Abyssinians, as with most other cats, can be treated in a number of different ways. The diet should be strictly regulated. The vet will usually recommend low-carbohydrate dry cat food, which should help to regulate the insulin levels that are so important with animals afflicted with diabetes. Veterinarians can sometimes help to mix up dietary formulas that are specifically designed for cats in serious condition. This allows the overall ingredient percentages to be carefully controlled, which should keep the worst diabetic symptoms at bay.

Pills and insulin injections are also available, and veterinarians can help with setting these up and training the owner on how to administer the injections. Injections have in fact been found to be more effective than pills in most situations. Though the cat may be less than pleased with the injections themselves, in most cases they will begin to become familiar with the process and will behave better as time goes by. These additional treatment options, when combined with a diet that is carefully monitored, may even send the disease into remission. It is certainly treatable, even in progressive cases.

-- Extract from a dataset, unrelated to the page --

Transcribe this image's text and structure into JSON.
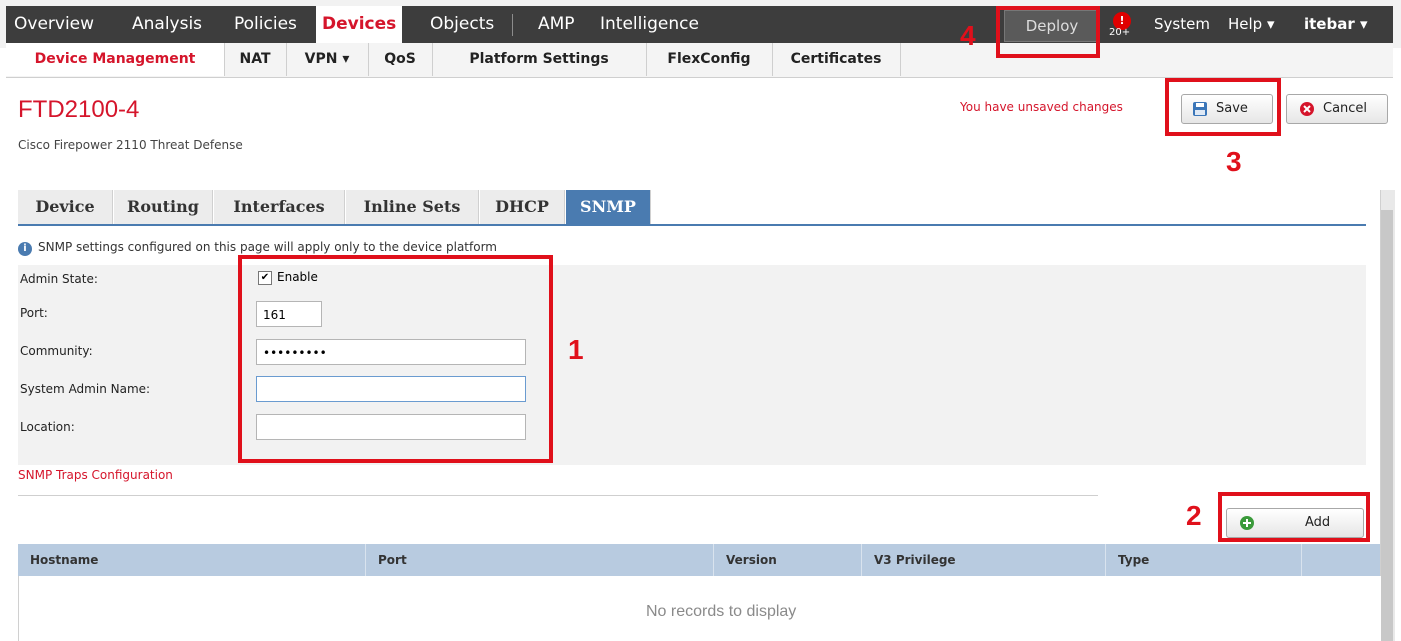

Some conditions, like mesothelioma, may mimic diabetes in the symptoms that present themselves. Lethargy, inability to keep down food, and physical weakness could be due to any number of conditions, and this is where a vet comes in handy. Ultimately, if the pet cat is acting a bit odd and is simply not itself, then this is the time to schedule an appointment with a professional. Vets have whole batteries of innovative tests that they can run on animals, and one of these should offer up a diagnosis.

Feline diabetes is a serious illness that can nevertheless be treated if it is caught in time and treated proactively. Most cat’s will go on to live normal and happy lives with their owners.

Thanks to Jackie for this informative article!